• [WHAT THE TASK REQUIRES]:
Please report each line of the data below that contains "name".

• [EXCERPTED DATA]:
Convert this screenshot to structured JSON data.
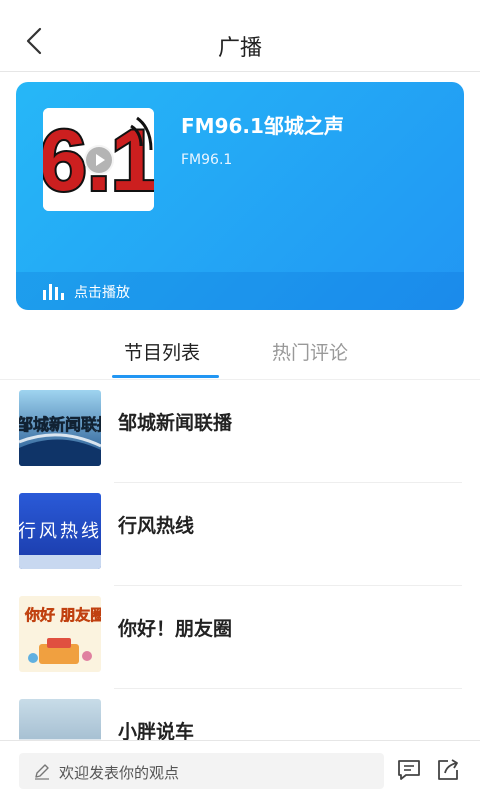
{
  "header": {
    "title": "广播"
  },
  "station": {
    "name": "FM96.1邹城之声",
    "frequency": "FM96.1",
    "cover_text": "96.1",
    "play_label": "点击播放",
    "accent_color": "#2196f3"
  },
  "tabs": [
    {
      "label": "节目列表",
      "active": true
    },
    {
      "label": "热门评论",
      "active": false
    }
  ],
  "programs": [
    {
      "name": "邹城新闻联播",
      "thumb_text": "邹城新闻联播"
    },
    {
      "name": "行风热线",
      "thumb_text": "行风热线"
    },
    {
      "name": "你好！朋友圈",
      "thumb_text": "你好 朋友圈"
    },
    {
      "name": "小胖说车",
      "thumb_text": ""
    }
  ],
  "footer": {
    "comment_placeholder": "欢迎发表你的观点",
    "icons": [
      "comment-icon",
      "share-icon"
    ]
  }
}
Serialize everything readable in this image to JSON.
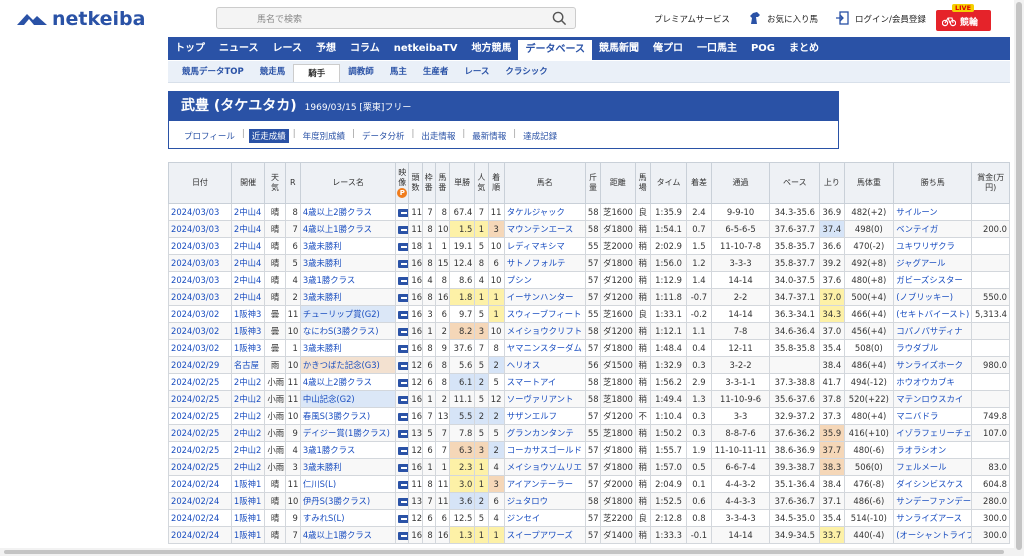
{
  "header": {
    "logo_text": "netkeiba",
    "search_placeholder": "馬名で検索",
    "premium": "プレミアムサービス",
    "favorite": "お気に入り馬",
    "login": "ログイン/会員登録",
    "live_badge": "LIVE",
    "live_label": "競輪"
  },
  "nav": {
    "items": [
      "トップ",
      "ニュース",
      "レース",
      "予想",
      "コラム",
      "netkeibaTV",
      "地方競馬",
      "データベース",
      "競馬新聞",
      "俺プロ",
      "一口馬主",
      "POG",
      "まとめ"
    ],
    "active_index": 7
  },
  "subnav": {
    "items": [
      "競馬データTOP",
      "競走馬",
      "騎手",
      "調教師",
      "馬主",
      "生産者",
      "レース",
      "クラシック"
    ],
    "active_index": 2
  },
  "jockey": {
    "name": "武豊 (タケユタカ)",
    "info": "1969/03/15 [栗東]フリー",
    "tabs": [
      "プロフィール",
      "近走成績",
      "年度別成績",
      "データ分析",
      "出走情報",
      "最新情報",
      "達成記録"
    ],
    "active_tab": 1
  },
  "table": {
    "headers": [
      "日付",
      "開催",
      "天気",
      "R",
      "レース名",
      "映像",
      "頭数",
      "枠番",
      "馬番",
      "単勝",
      "人気",
      "着順",
      "馬名",
      "斤量",
      "距離",
      "馬場",
      "タイム",
      "着差",
      "通過",
      "ペース",
      "上り",
      "馬体重",
      "勝ち馬",
      "賞金(万円)"
    ],
    "video_badge": "P",
    "rows": [
      [
        "2024/03/03",
        "2中山4",
        "晴",
        "8",
        "4歳以上2勝クラス",
        "",
        "11",
        "7",
        "8",
        "67.4",
        "7",
        "11",
        "タケルジャック",
        "58",
        "芝1600",
        "良",
        "1:35.9",
        "2.4",
        "9-9-10",
        "34.3-35.6",
        "36.9",
        "482(+2)",
        "サイルーン",
        ""
      ],
      [
        "2024/03/03",
        "2中山4",
        "晴",
        "7",
        "4歳以上1勝クラス",
        "",
        "11",
        "8",
        "10",
        "1.5",
        "1",
        "3",
        "マウンテンエース",
        "58",
        "ダ1800",
        "稍",
        "1:54.1",
        "0.7",
        "6-5-6-5",
        "37.6-37.7",
        "37.4",
        "498(0)",
        "ベンテイガ",
        "200.0"
      ],
      [
        "2024/03/03",
        "2中山4",
        "晴",
        "6",
        "3歳未勝利",
        "",
        "18",
        "1",
        "1",
        "19.1",
        "5",
        "10",
        "レディマキシマ",
        "55",
        "芝2000",
        "稍",
        "2:02.9",
        "1.5",
        "11-10-7-8",
        "35.8-35.7",
        "36.6",
        "470(-2)",
        "ユキワリザクラ",
        ""
      ],
      [
        "2024/03/03",
        "2中山4",
        "晴",
        "5",
        "3歳未勝利",
        "",
        "16",
        "8",
        "15",
        "12.4",
        "8",
        "6",
        "サトノフォルテ",
        "57",
        "ダ1800",
        "稍",
        "1:56.0",
        "1.2",
        "3-3-3",
        "35.8-37.7",
        "39.2",
        "492(+8)",
        "ジャグアール",
        ""
      ],
      [
        "2024/03/03",
        "2中山4",
        "晴",
        "4",
        "3歳1勝クラス",
        "",
        "16",
        "4",
        "8",
        "8.6",
        "4",
        "10",
        "プシン",
        "57",
        "ダ1200",
        "稍",
        "1:12.9",
        "1.4",
        "14-14",
        "34.0-37.5",
        "37.6",
        "480(+8)",
        "ガビーズシスター",
        ""
      ],
      [
        "2024/03/03",
        "2中山4",
        "晴",
        "2",
        "3歳未勝利",
        "",
        "16",
        "8",
        "16",
        "1.8",
        "1",
        "1",
        "イーサンハンター",
        "57",
        "ダ1200",
        "稍",
        "1:11.8",
        "-0.7",
        "2-2",
        "34.7-37.1",
        "37.0",
        "500(+4)",
        "(ノブリッキー)",
        "550.0"
      ],
      [
        "2024/03/02",
        "1阪神3",
        "曇",
        "11",
        "チューリップ賞(G2)",
        "",
        "16",
        "3",
        "6",
        "9.7",
        "5",
        "1",
        "スウィーブフィート",
        "55",
        "芝1600",
        "良",
        "1:33.1",
        "-0.2",
        "14-14",
        "36.3-34.1",
        "34.3",
        "466(+4)",
        "(セキトバイースト)",
        "5,313.4"
      ],
      [
        "2024/03/02",
        "1阪神3",
        "曇",
        "10",
        "なにわS(3勝クラス)",
        "",
        "16",
        "1",
        "2",
        "8.2",
        "3",
        "10",
        "メイショウクリフト",
        "58",
        "ダ1200",
        "稍",
        "1:12.1",
        "1.1",
        "7-8",
        "34.6-36.4",
        "37.0",
        "456(+4)",
        "コパノパサディナ",
        ""
      ],
      [
        "2024/03/02",
        "1阪神3",
        "曇",
        "1",
        "3歳未勝利",
        "",
        "16",
        "8",
        "9",
        "37.6",
        "7",
        "8",
        "ヤマニンスターダム",
        "57",
        "ダ1800",
        "稍",
        "1:48.4",
        "0.4",
        "12-11",
        "35.8-35.8",
        "35.4",
        "508(0)",
        "ラウダブル",
        ""
      ],
      [
        "2024/02/29",
        "名古屋",
        "雨",
        "10",
        "かきつばた記念(G3)",
        "",
        "12",
        "6",
        "8",
        "5.6",
        "5",
        "2",
        "ヘリオス",
        "56",
        "ダ1500",
        "稍",
        "1:32.9",
        "0.3",
        "3-2-2",
        "",
        "38.4",
        "486(+4)",
        "サンライズホーク",
        "980.0"
      ],
      [
        "2024/02/25",
        "2中山2",
        "小雨",
        "11",
        "4歳以上2勝クラス",
        "",
        "12",
        "6",
        "8",
        "6.1",
        "2",
        "5",
        "スマートアイ",
        "58",
        "芝1800",
        "稍",
        "1:56.2",
        "2.9",
        "3-3-1-1",
        "37.3-38.8",
        "41.7",
        "494(-12)",
        "ホウオウカブキ",
        ""
      ],
      [
        "2024/02/25",
        "2中山2",
        "小雨",
        "11",
        "中山記念(G2)",
        "",
        "16",
        "1",
        "2",
        "11.1",
        "5",
        "12",
        "ソーヴァリアント",
        "58",
        "芝1800",
        "稍",
        "1:49.4",
        "1.3",
        "11-10-9-6",
        "35.6-37.6",
        "37.8",
        "520(+22)",
        "マテンロウスカイ",
        ""
      ],
      [
        "2024/02/25",
        "2中山2",
        "小雨",
        "10",
        "春風S(3勝クラス)",
        "",
        "16",
        "7",
        "13",
        "5.5",
        "2",
        "2",
        "サザンエルフ",
        "57",
        "ダ1200",
        "不",
        "1:10.4",
        "0.3",
        "3-3",
        "32.9-37.2",
        "37.3",
        "480(+4)",
        "マニバドラ",
        "749.8"
      ],
      [
        "2024/02/25",
        "2中山2",
        "小雨",
        "9",
        "デイジー賞(1勝クラス)",
        "",
        "13",
        "5",
        "7",
        "7.8",
        "5",
        "5",
        "グランカンタンテ",
        "55",
        "芝1800",
        "稍",
        "1:50.2",
        "0.3",
        "8-8-7-6",
        "37.6-36.2",
        "35.9",
        "416(+10)",
        "イゾラフェリーチェ",
        "107.0"
      ],
      [
        "2024/02/25",
        "2中山2",
        "小雨",
        "4",
        "3歳1勝クラス",
        "",
        "12",
        "6",
        "7",
        "6.3",
        "3",
        "2",
        "コーカサスゴールド",
        "57",
        "ダ1800",
        "稍",
        "1:55.7",
        "1.9",
        "11-10-11-11",
        "38.6-36.9",
        "37.7",
        "480(-6)",
        "ラオラシオン",
        ""
      ],
      [
        "2024/02/25",
        "2中山2",
        "小雨",
        "3",
        "3歳未勝利",
        "",
        "16",
        "1",
        "1",
        "2.3",
        "1",
        "4",
        "メイショウソムリエ",
        "57",
        "ダ1800",
        "稍",
        "1:57.0",
        "0.5",
        "6-6-7-4",
        "39.3-38.7",
        "38.3",
        "506(0)",
        "フェルメール",
        "83.0"
      ],
      [
        "2024/02/24",
        "1阪神1",
        "晴",
        "11",
        "仁川S(L)",
        "",
        "11",
        "8",
        "11",
        "3.0",
        "1",
        "3",
        "アイアンテーラー",
        "57",
        "ダ2000",
        "稍",
        "2:04.9",
        "0.1",
        "4-4-3-2",
        "35.1-36.4",
        "38.4",
        "476(-8)",
        "ダイシンビスケス",
        "604.8"
      ],
      [
        "2024/02/24",
        "1阪神1",
        "晴",
        "10",
        "伊丹S(3勝クラス)",
        "",
        "13",
        "7",
        "11",
        "3.6",
        "2",
        "6",
        "ジュタロウ",
        "58",
        "ダ1800",
        "稍",
        "1:52.5",
        "0.6",
        "4-4-3-3",
        "37.6-36.7",
        "37.1",
        "486(-6)",
        "サンデーファンデー",
        "280.0"
      ],
      [
        "2024/02/24",
        "1阪神1",
        "晴",
        "9",
        "すみれS(L)",
        "",
        "12",
        "6",
        "6",
        "12.5",
        "5",
        "4",
        "ジンセイ",
        "57",
        "芝2200",
        "良",
        "2:12.8",
        "0.8",
        "3-3-4-3",
        "34.5-35.0",
        "35.4",
        "514(-10)",
        "サンライズアース",
        "300.0"
      ],
      [
        "2024/02/24",
        "1阪神1",
        "晴",
        "7",
        "4歳以上1勝クラス",
        "",
        "16",
        "8",
        "16",
        "1.3",
        "1",
        "1",
        "スイープアワーズ",
        "57",
        "ダ1400",
        "稍",
        "1:33.3",
        "-0.1",
        "14-14",
        "34.9-34.5",
        "33.7",
        "440(-4)",
        "(オーシャントライブ)",
        "300.0"
      ]
    ]
  },
  "colors": {
    "brand": "#2a52a6",
    "live_red": "#e5232a",
    "fav1_yellow": "#fdf1a7",
    "fav2_blue": "#d6e4f7",
    "fav3_orange": "#f5d7b8"
  }
}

• [EXERCISE RESULT]:
    "name": "FM96.1邹城之声",
      "name": "邹城新闻联播",
      "name": "行风热线",
      "name": "你好！朋友圈",
      "name": "小胖说车",
    "name": "武豊 (タケユタカ)",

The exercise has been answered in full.